U.S. Classification239/3, 239/105, 239/698, 239/707, 239/705
International ClassificationB05B5/03, B05B5/053, B05B15/02
Cooperative ClassificationB05B15/025, B05B5/0533, B05B5/032
European ClassificationB05B5/03A, B05B15/02B, B05B5/053B
Legal Events
DateCodeEventDescription
Apr 26, 1995ASAssignment
Owner name: NORDSON CORPORATION, OHIO
Free format text: ASSIGNMENT OF ASSIGNORS INTEREST;ASSIGNORS:KNOBBE, ALAN A.;FULKERSON, TERRENCE M.;HALLER, CURTIS B.;AND OTHERS;REEL/FRAME:007451/0192
Effective date: 19950414
Jun 17, 1997CCCertificate of correction
Sep 2, 1997CCCertificate of correction
Apr 21, 2000FPAYFee payment
Year of fee payment: 4
Apr 8, 2004FPAYFee payment
Year of fee payment: 8
Jun 16, 2008REMIMaintenance fee reminder mailed
Dec 10, 2008LAPSLapse for failure to pay maintenance fees

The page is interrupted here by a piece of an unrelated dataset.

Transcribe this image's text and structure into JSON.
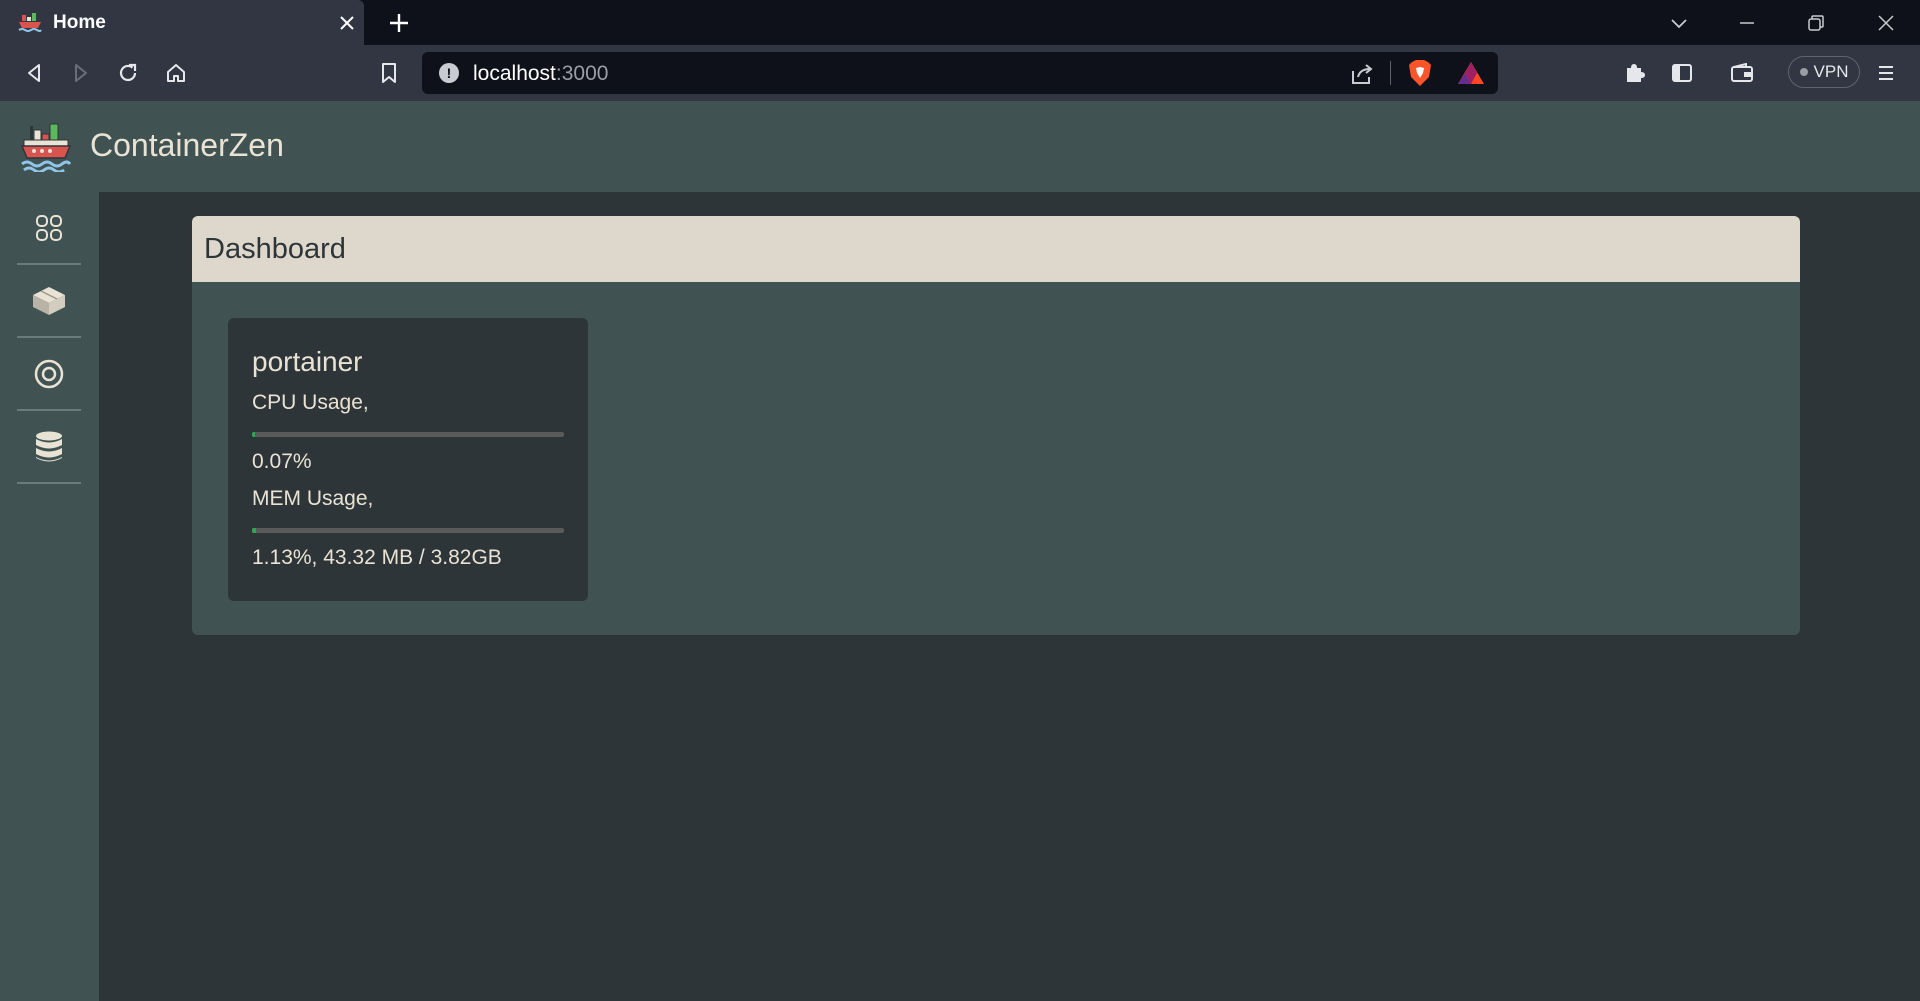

Jan 27, 2009FPExpired due to failure to pay maintenance fee
Effective date: 20081210